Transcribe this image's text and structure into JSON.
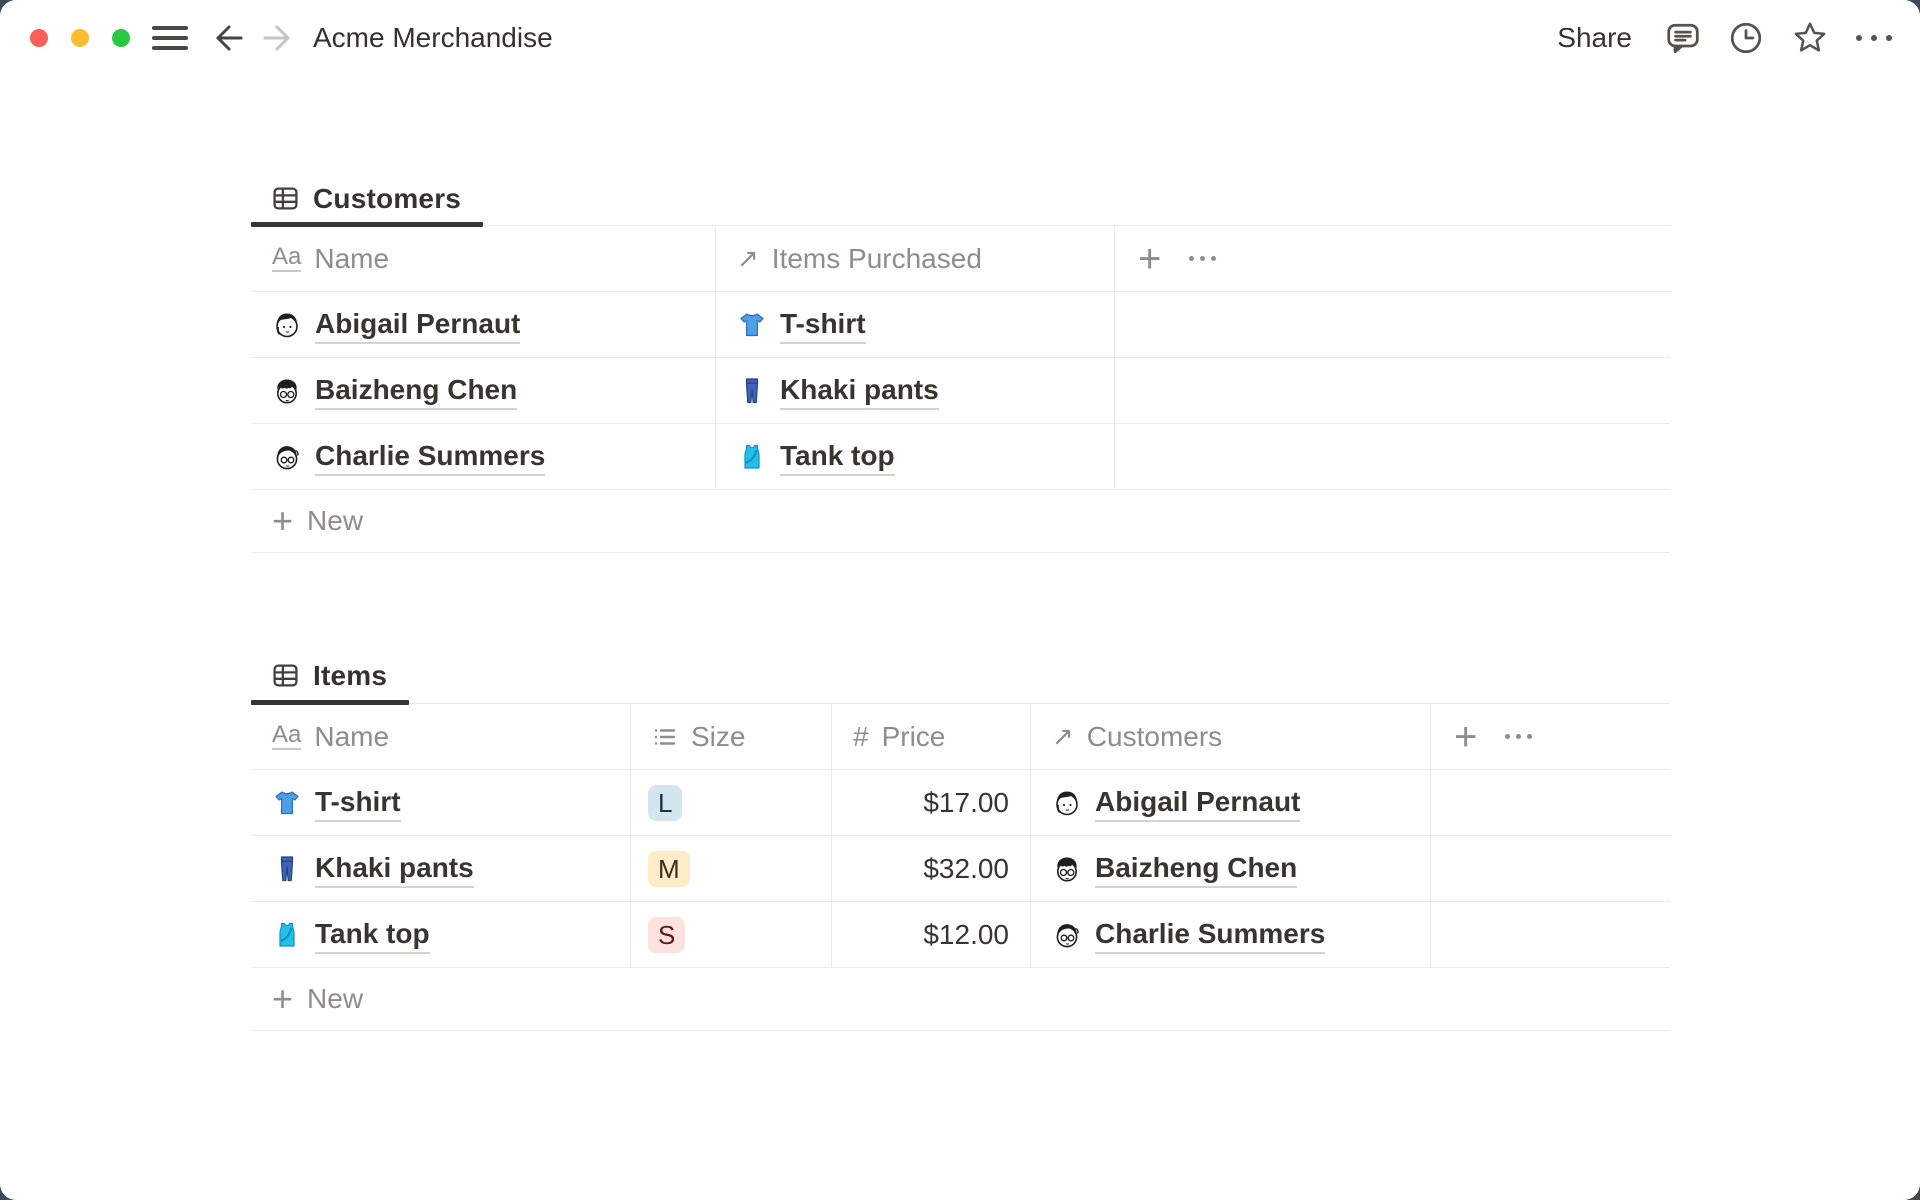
{
  "window": {
    "title": "Acme Merchandise"
  },
  "titlebar": {
    "share_label": "Share",
    "traffic_lights": [
      "close",
      "minimize",
      "zoom"
    ],
    "left_icons": [
      "sidebar-toggle",
      "back",
      "forward"
    ],
    "right_icons": [
      "comments",
      "updates",
      "favorite",
      "more"
    ]
  },
  "customers_section": {
    "tab_label": "Customers",
    "columns": {
      "name": "Name",
      "items_purchased": "Items Purchased"
    },
    "column_types": {
      "name": "text",
      "items_purchased": "relation"
    },
    "rows": [
      {
        "name": "Abigail Pernaut",
        "item_purchased": "T-shirt"
      },
      {
        "name": "Baizheng Chen",
        "item_purchased": "Khaki pants"
      },
      {
        "name": "Charlie Summers",
        "item_purchased": "Tank top"
      }
    ],
    "new_row_label": "New"
  },
  "items_section": {
    "tab_label": "Items",
    "columns": {
      "name": "Name",
      "size": "Size",
      "price": "Price",
      "customers": "Customers"
    },
    "column_types": {
      "name": "text",
      "size": "select",
      "price": "number",
      "customers": "relation"
    },
    "rows": [
      {
        "name": "T-shirt",
        "size": "L",
        "size_color": "blue",
        "price": "$17.00",
        "customer": "Abigail Pernaut"
      },
      {
        "name": "Khaki pants",
        "size": "M",
        "size_color": "yellow",
        "price": "$32.00",
        "customer": "Baizheng Chen"
      },
      {
        "name": "Tank top",
        "size": "S",
        "size_color": "red",
        "price": "$12.00",
        "customer": "Charlie Summers"
      }
    ],
    "new_row_label": "New"
  },
  "colors": {
    "window_backdrop": "#3e4b55",
    "traffic_red": "#fe5f57",
    "traffic_yellow": "#febc2e",
    "traffic_green": "#28c840",
    "text_dark": "#37352f",
    "text_gray": "#8f8d89",
    "table_border": "#ebebe9",
    "tab_underline": "#37352f",
    "chip_blue_bg": "#d3e5ef",
    "chip_blue_text": "#183347",
    "chip_yellow_bg": "#fdecc8",
    "chip_yellow_text": "#402c1b",
    "chip_red_bg": "#ffe2dd",
    "chip_red_text": "#5d1715"
  }
}
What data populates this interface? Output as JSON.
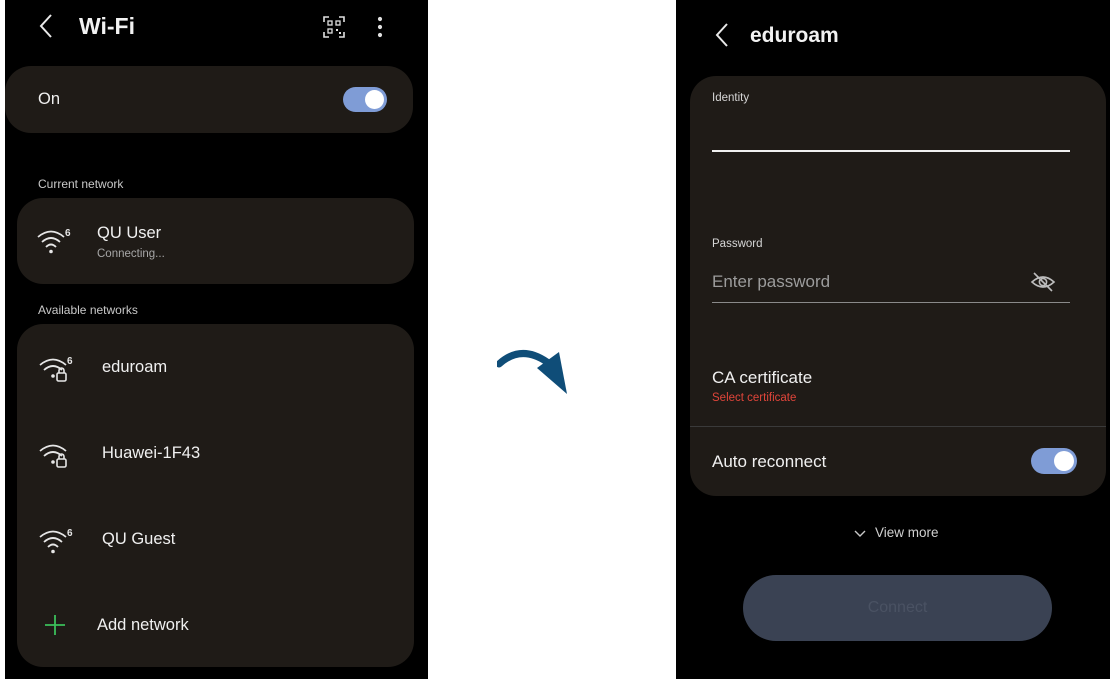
{
  "left_screen": {
    "header": {
      "title": "Wi-Fi"
    },
    "wifi_toggle": {
      "label": "On",
      "state": "on"
    },
    "current_network": {
      "section_label": "Current network",
      "name": "QU User",
      "status": "Connecting...",
      "wifi_badge": "6"
    },
    "available_networks": {
      "section_label": "Available networks",
      "items": [
        {
          "name": "eduroam",
          "wifi_badge": "6",
          "locked": true
        },
        {
          "name": "Huawei-1F43",
          "wifi_badge": "",
          "locked": true
        },
        {
          "name": "QU Guest",
          "wifi_badge": "6",
          "locked": false
        }
      ],
      "add_network_label": "Add network"
    }
  },
  "right_screen": {
    "header": {
      "title": "eduroam"
    },
    "identity": {
      "label": "Identity",
      "value": ""
    },
    "password": {
      "label": "Password",
      "placeholder": "Enter password"
    },
    "ca_certificate": {
      "label": "CA certificate",
      "hint": "Select certificate"
    },
    "auto_reconnect": {
      "label": "Auto reconnect",
      "state": "on"
    },
    "view_more_label": "View more",
    "connect_label": "Connect"
  },
  "colors": {
    "card_bg": "#1f1b17",
    "toggle_on": "#7f9cd6",
    "add_icon": "#3bbf5a",
    "error_text": "#e0453a",
    "arrow": "#0f4d78",
    "connect_disabled": "#3a4253"
  }
}
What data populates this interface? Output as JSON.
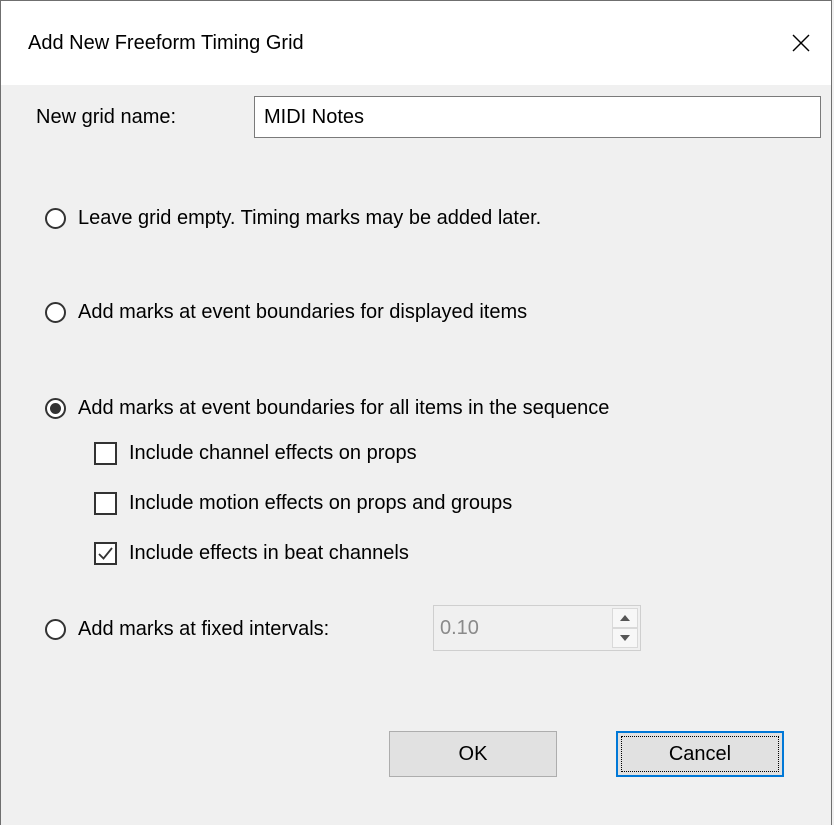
{
  "window": {
    "title": "Add New Freeform Timing Grid",
    "close_icon": "close-icon"
  },
  "name_field": {
    "label": "New grid name:",
    "value": "MIDI Notes"
  },
  "options": {
    "leave_empty": "Leave grid empty. Timing marks may be added later.",
    "displayed_items": "Add marks at event boundaries for displayed items",
    "all_items": "Add marks at event boundaries for all items in the sequence",
    "fixed_intervals": "Add marks at fixed intervals:",
    "selected": "all_items"
  },
  "checkboxes": {
    "channel_effects": {
      "label": "Include channel effects on props",
      "checked": false
    },
    "motion_effects": {
      "label": "Include motion effects on props and groups",
      "checked": false
    },
    "beat_channels": {
      "label": "Include effects in beat channels",
      "checked": true
    }
  },
  "interval": {
    "value": "0.10"
  },
  "buttons": {
    "ok": "OK",
    "cancel": "Cancel"
  },
  "colors": {
    "focus": "#0078d7",
    "background": "#f0f0f0"
  }
}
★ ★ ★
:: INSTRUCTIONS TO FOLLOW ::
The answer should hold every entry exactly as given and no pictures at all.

:: TASK ANSWER ::
Transcribe this image's text and structure into JSON.
{
  "window": {
    "title": "Acme Merchandise"
  },
  "titlebar": {
    "share_label": "Share",
    "traffic_lights": [
      "close",
      "minimize",
      "zoom"
    ],
    "left_icons": [
      "sidebar-toggle",
      "back",
      "forward"
    ],
    "right_icons": [
      "comments",
      "updates",
      "favorite",
      "more"
    ]
  },
  "customers_section": {
    "tab_label": "Customers",
    "columns": {
      "name": "Name",
      "items_purchased": "Items Purchased"
    },
    "column_types": {
      "name": "text",
      "items_purchased": "relation"
    },
    "rows": [
      {
        "name": "Abigail Pernaut",
        "item_purchased": "T-shirt"
      },
      {
        "name": "Baizheng Chen",
        "item_purchased": "Khaki pants"
      },
      {
        "name": "Charlie Summers",
        "item_purchased": "Tank top"
      }
    ],
    "new_row_label": "New"
  },
  "items_section": {
    "tab_label": "Items",
    "columns": {
      "name": "Name",
      "size": "Size",
      "price": "Price",
      "customers": "Customers"
    },
    "column_types": {
      "name": "text",
      "size": "select",
      "price": "number",
      "customers": "relation"
    },
    "rows": [
      {
        "name": "T-shirt",
        "size": "L",
        "size_color": "blue",
        "price": "$17.00",
        "customer": "Abigail Pernaut"
      },
      {
        "name": "Khaki pants",
        "size": "M",
        "size_color": "yellow",
        "price": "$32.00",
        "customer": "Baizheng Chen"
      },
      {
        "name": "Tank top",
        "size": "S",
        "size_color": "red",
        "price": "$12.00",
        "customer": "Charlie Summers"
      }
    ],
    "new_row_label": "New"
  },
  "colors": {
    "window_backdrop": "#3e4b55",
    "traffic_red": "#fe5f57",
    "traffic_yellow": "#febc2e",
    "traffic_green": "#28c840",
    "text_dark": "#37352f",
    "text_gray": "#8f8d89",
    "table_border": "#ebebe9",
    "tab_underline": "#37352f",
    "chip_blue_bg": "#d3e5ef",
    "chip_blue_text": "#183347",
    "chip_yellow_bg": "#fdecc8",
    "chip_yellow_text": "#402c1b",
    "chip_red_bg": "#ffe2dd",
    "chip_red_text": "#5d1715"
  }
}
What data populates this interface? Output as JSON.
{
  "left_screen": {
    "header": {
      "title": "Wi-Fi"
    },
    "wifi_toggle": {
      "label": "On",
      "state": "on"
    },
    "current_network": {
      "section_label": "Current network",
      "name": "QU User",
      "status": "Connecting...",
      "wifi_badge": "6"
    },
    "available_networks": {
      "section_label": "Available networks",
      "items": [
        {
          "name": "eduroam",
          "wifi_badge": "6",
          "locked": true
        },
        {
          "name": "Huawei-1F43",
          "wifi_badge": "",
          "locked": true
        },
        {
          "name": "QU Guest",
          "wifi_badge": "6",
          "locked": false
        }
      ],
      "add_network_label": "Add network"
    }
  },
  "right_screen": {
    "header": {
      "title": "eduroam"
    },
    "identity": {
      "label": "Identity",
      "value": ""
    },
    "password": {
      "label": "Password",
      "placeholder": "Enter password"
    },
    "ca_certificate": {
      "label": "CA certificate",
      "hint": "Select certificate"
    },
    "auto_reconnect": {
      "label": "Auto reconnect",
      "state": "on"
    },
    "view_more_label": "View more",
    "connect_label": "Connect"
  },
  "colors": {
    "card_bg": "#1f1b17",
    "toggle_on": "#7f9cd6",
    "add_icon": "#3bbf5a",
    "error_text": "#e0453a",
    "arrow": "#0f4d78",
    "connect_disabled": "#3a4253"
  }
}
What data populates this interface? Output as JSON.
{
  "window": {
    "title": "Add New Freeform Timing Grid",
    "close_icon": "close-icon"
  },
  "name_field": {
    "label": "New grid name:",
    "value": "MIDI Notes"
  },
  "options": {
    "leave_empty": "Leave grid empty. Timing marks may be added later.",
    "displayed_items": "Add marks at event boundaries for displayed items",
    "all_items": "Add marks at event boundaries for all items in the sequence",
    "fixed_intervals": "Add marks at fixed intervals:",
    "selected": "all_items"
  },
  "checkboxes": {
    "channel_effects": {
      "label": "Include channel effects on props",
      "checked": false
    },
    "motion_effects": {
      "label": "Include motion effects on props and groups",
      "checked": false
    },
    "beat_channels": {
      "label": "Include effects in beat channels",
      "checked": true
    }
  },
  "interval": {
    "value": "0.10"
  },
  "buttons": {
    "ok": "OK",
    "cancel": "Cancel"
  },
  "colors": {
    "focus": "#0078d7",
    "background": "#f0f0f0"
  }
}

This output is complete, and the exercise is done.